== Aim of the task ==
Below is a block of records: output all of them exactly and leave out the pictures.

== Stored data ==
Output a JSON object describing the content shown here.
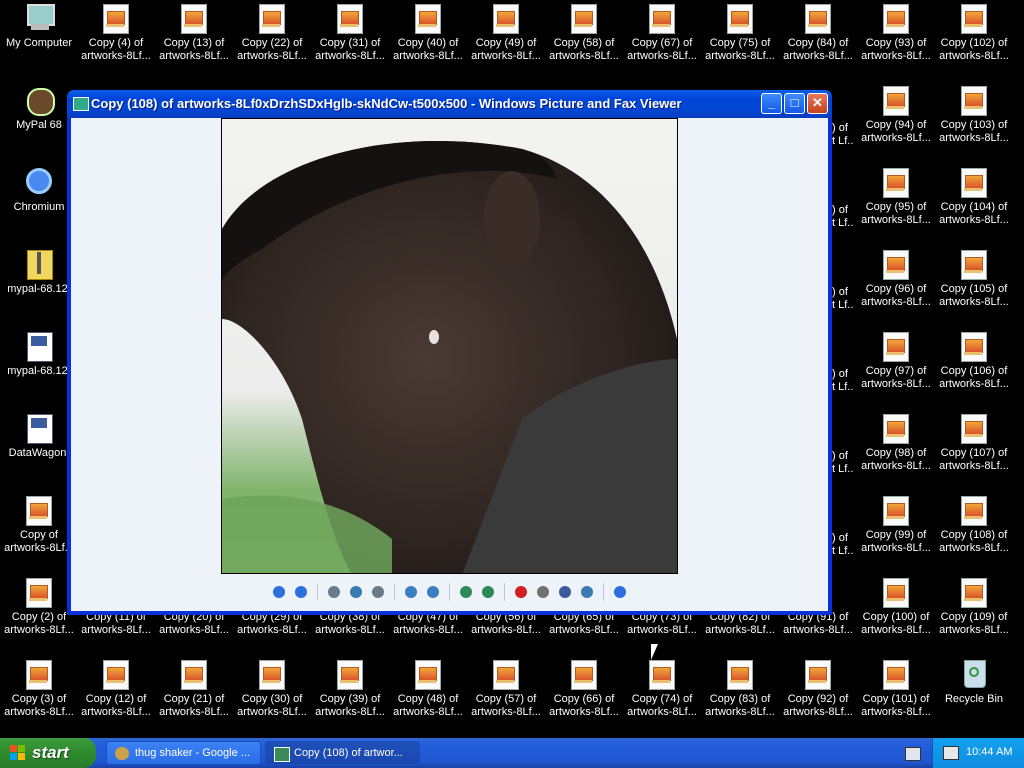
{
  "desktop": {
    "left_icons": [
      {
        "name": "my-computer",
        "label": "My Computer",
        "kind": "computer"
      },
      {
        "name": "mypal-68",
        "label": "MyPal 68",
        "kind": "app"
      },
      {
        "name": "chromium",
        "label": "Chromium",
        "kind": "chromium"
      },
      {
        "name": "mypal-zip",
        "label": "mypal-68.12.",
        "kind": "zip"
      },
      {
        "name": "mypal-installer",
        "label": "mypal-68.12.",
        "kind": "setup"
      },
      {
        "name": "datawagon",
        "label": "DataWagon.",
        "kind": "setup"
      },
      {
        "name": "copy-of",
        "label": "Copy of\nartworks-8Lf...",
        "kind": "image"
      },
      {
        "name": "copy-2",
        "label": "Copy (2) of\nartworks-8Lf...",
        "kind": "image"
      },
      {
        "name": "copy-3",
        "label": "Copy (3) of\nartworks-8Lf...",
        "kind": "image"
      }
    ],
    "top_row": [
      "Copy (4) of",
      "Copy (13) of",
      "Copy (22) of",
      "Copy (31) of",
      "Copy (40) of",
      "Copy (49) of",
      "Copy (58) of",
      "Copy (67) of",
      "Copy (75) of",
      "Copy (84) of",
      "Copy (93) of",
      "Copy (102) of"
    ],
    "row_bottom1": [
      "Copy (11) of",
      "Copy (20) of",
      "Copy (29) of",
      "Copy (38) of",
      "Copy (47) of",
      "Copy (56) of",
      "Copy (65) of",
      "Copy (73) of",
      "Copy (82) of",
      "Copy (91) of",
      "Copy (100) of",
      "Copy (109) of"
    ],
    "row_bottom2": [
      "Copy (12) of",
      "Copy (21) of",
      "Copy (30) of",
      "Copy (39) of",
      "Copy (48) of",
      "Copy (57) of",
      "Copy (66) of",
      "Copy (74) of",
      "Copy (83) of",
      "Copy (92) of",
      "Copy (101) of"
    ],
    "col_right1": [
      "Copy (94) of",
      "Copy (95) of",
      "Copy (96) of",
      "Copy (97) of",
      "Copy (98) of",
      "Copy (99) of"
    ],
    "col_right2": [
      "Copy (103) of",
      "Copy (104) of",
      "Copy (105) of",
      "Copy (106) of",
      "Copy (107) of",
      "Copy (108) of"
    ],
    "partial_label": ") of",
    "partial_sub": "t Lf...",
    "sub_label": "artworks-8Lf...",
    "recycle_bin": "Recycle Bin"
  },
  "window": {
    "title": "Copy (108) of artworks-8Lf0xDrzhSDxHglb-skNdCw-t500x500 - Windows Picture and Fax Viewer",
    "buttons": {
      "minimize": "_",
      "maximize": "□",
      "close": "✕"
    },
    "toolbar": [
      {
        "name": "previous-image-icon",
        "color": "#2a6fdc"
      },
      {
        "name": "next-image-icon",
        "color": "#2a6fdc"
      },
      {
        "name": "sep"
      },
      {
        "name": "best-fit-icon",
        "color": "#6a7a8a"
      },
      {
        "name": "actual-size-icon",
        "color": "#3a7ab0"
      },
      {
        "name": "slideshow-icon",
        "color": "#6a7a8a"
      },
      {
        "name": "sep"
      },
      {
        "name": "zoom-in-icon",
        "color": "#3a80c0"
      },
      {
        "name": "zoom-out-icon",
        "color": "#3a80c0"
      },
      {
        "name": "sep"
      },
      {
        "name": "rotate-clockwise-icon",
        "color": "#2e8b57"
      },
      {
        "name": "rotate-counterclockwise-icon",
        "color": "#2e8b57"
      },
      {
        "name": "sep"
      },
      {
        "name": "delete-icon",
        "color": "#d02020"
      },
      {
        "name": "print-icon",
        "color": "#707070"
      },
      {
        "name": "save-icon",
        "color": "#3a5a9a"
      },
      {
        "name": "edit-icon",
        "color": "#3a7ab0"
      },
      {
        "name": "sep"
      },
      {
        "name": "help-icon",
        "color": "#2a6fdc"
      }
    ]
  },
  "taskbar": {
    "start_label": "start",
    "tasks": [
      {
        "label": "thug shaker - Google ...",
        "active": false
      },
      {
        "label": "Copy (108) of artwor...",
        "active": true
      }
    ],
    "clock": "10:44 AM"
  }
}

== Problem solution ==
Output a JSON object describing the content shown here.
{
  "desktop": {
    "left_icons": [
      {
        "name": "my-computer",
        "label": "My Computer",
        "kind": "computer"
      },
      {
        "name": "mypal-68",
        "label": "MyPal 68",
        "kind": "app"
      },
      {
        "name": "chromium",
        "label": "Chromium",
        "kind": "chromium"
      },
      {
        "name": "mypal-zip",
        "label": "mypal-68.12.",
        "kind": "zip"
      },
      {
        "name": "mypal-installer",
        "label": "mypal-68.12.",
        "kind": "setup"
      },
      {
        "name": "datawagon",
        "label": "DataWagon.",
        "kind": "setup"
      },
      {
        "name": "copy-of",
        "label": "Copy of\nartworks-8Lf...",
        "kind": "image"
      },
      {
        "name": "copy-2",
        "label": "Copy (2) of\nartworks-8Lf...",
        "kind": "image"
      },
      {
        "name": "copy-3",
        "label": "Copy (3) of\nartworks-8Lf...",
        "kind": "image"
      }
    ],
    "top_row": [
      "Copy (4) of",
      "Copy (13) of",
      "Copy (22) of",
      "Copy (31) of",
      "Copy (40) of",
      "Copy (49) of",
      "Copy (58) of",
      "Copy (67) of",
      "Copy (75) of",
      "Copy (84) of",
      "Copy (93) of",
      "Copy (102) of"
    ],
    "row_bottom1": [
      "Copy (11) of",
      "Copy (20) of",
      "Copy (29) of",
      "Copy (38) of",
      "Copy (47) of",
      "Copy (56) of",
      "Copy (65) of",
      "Copy (73) of",
      "Copy (82) of",
      "Copy (91) of",
      "Copy (100) of",
      "Copy (109) of"
    ],
    "row_bottom2": [
      "Copy (12) of",
      "Copy (21) of",
      "Copy (30) of",
      "Copy (39) of",
      "Copy (48) of",
      "Copy (57) of",
      "Copy (66) of",
      "Copy (74) of",
      "Copy (83) of",
      "Copy (92) of",
      "Copy (101) of"
    ],
    "col_right1": [
      "Copy (94) of",
      "Copy (95) of",
      "Copy (96) of",
      "Copy (97) of",
      "Copy (98) of",
      "Copy (99) of"
    ],
    "col_right2": [
      "Copy (103) of",
      "Copy (104) of",
      "Copy (105) of",
      "Copy (106) of",
      "Copy (107) of",
      "Copy (108) of"
    ],
    "partial_label": ") of",
    "partial_sub": "t Lf...",
    "sub_label": "artworks-8Lf...",
    "recycle_bin": "Recycle Bin"
  },
  "window": {
    "title": "Copy (108) of artworks-8Lf0xDrzhSDxHglb-skNdCw-t500x500 - Windows Picture and Fax Viewer",
    "buttons": {
      "minimize": "_",
      "maximize": "□",
      "close": "✕"
    },
    "toolbar": [
      {
        "name": "previous-image-icon",
        "color": "#2a6fdc"
      },
      {
        "name": "next-image-icon",
        "color": "#2a6fdc"
      },
      {
        "name": "sep"
      },
      {
        "name": "best-fit-icon",
        "color": "#6a7a8a"
      },
      {
        "name": "actual-size-icon",
        "color": "#3a7ab0"
      },
      {
        "name": "slideshow-icon",
        "color": "#6a7a8a"
      },
      {
        "name": "sep"
      },
      {
        "name": "zoom-in-icon",
        "color": "#3a80c0"
      },
      {
        "name": "zoom-out-icon",
        "color": "#3a80c0"
      },
      {
        "name": "sep"
      },
      {
        "name": "rotate-clockwise-icon",
        "color": "#2e8b57"
      },
      {
        "name": "rotate-counterclockwise-icon",
        "color": "#2e8b57"
      },
      {
        "name": "sep"
      },
      {
        "name": "delete-icon",
        "color": "#d02020"
      },
      {
        "name": "print-icon",
        "color": "#707070"
      },
      {
        "name": "save-icon",
        "color": "#3a5a9a"
      },
      {
        "name": "edit-icon",
        "color": "#3a7ab0"
      },
      {
        "name": "sep"
      },
      {
        "name": "help-icon",
        "color": "#2a6fdc"
      }
    ]
  },
  "taskbar": {
    "start_label": "start",
    "tasks": [
      {
        "label": "thug shaker - Google ...",
        "active": false
      },
      {
        "label": "Copy (108) of artwor...",
        "active": true
      }
    ],
    "clock": "10:44 AM"
  }
}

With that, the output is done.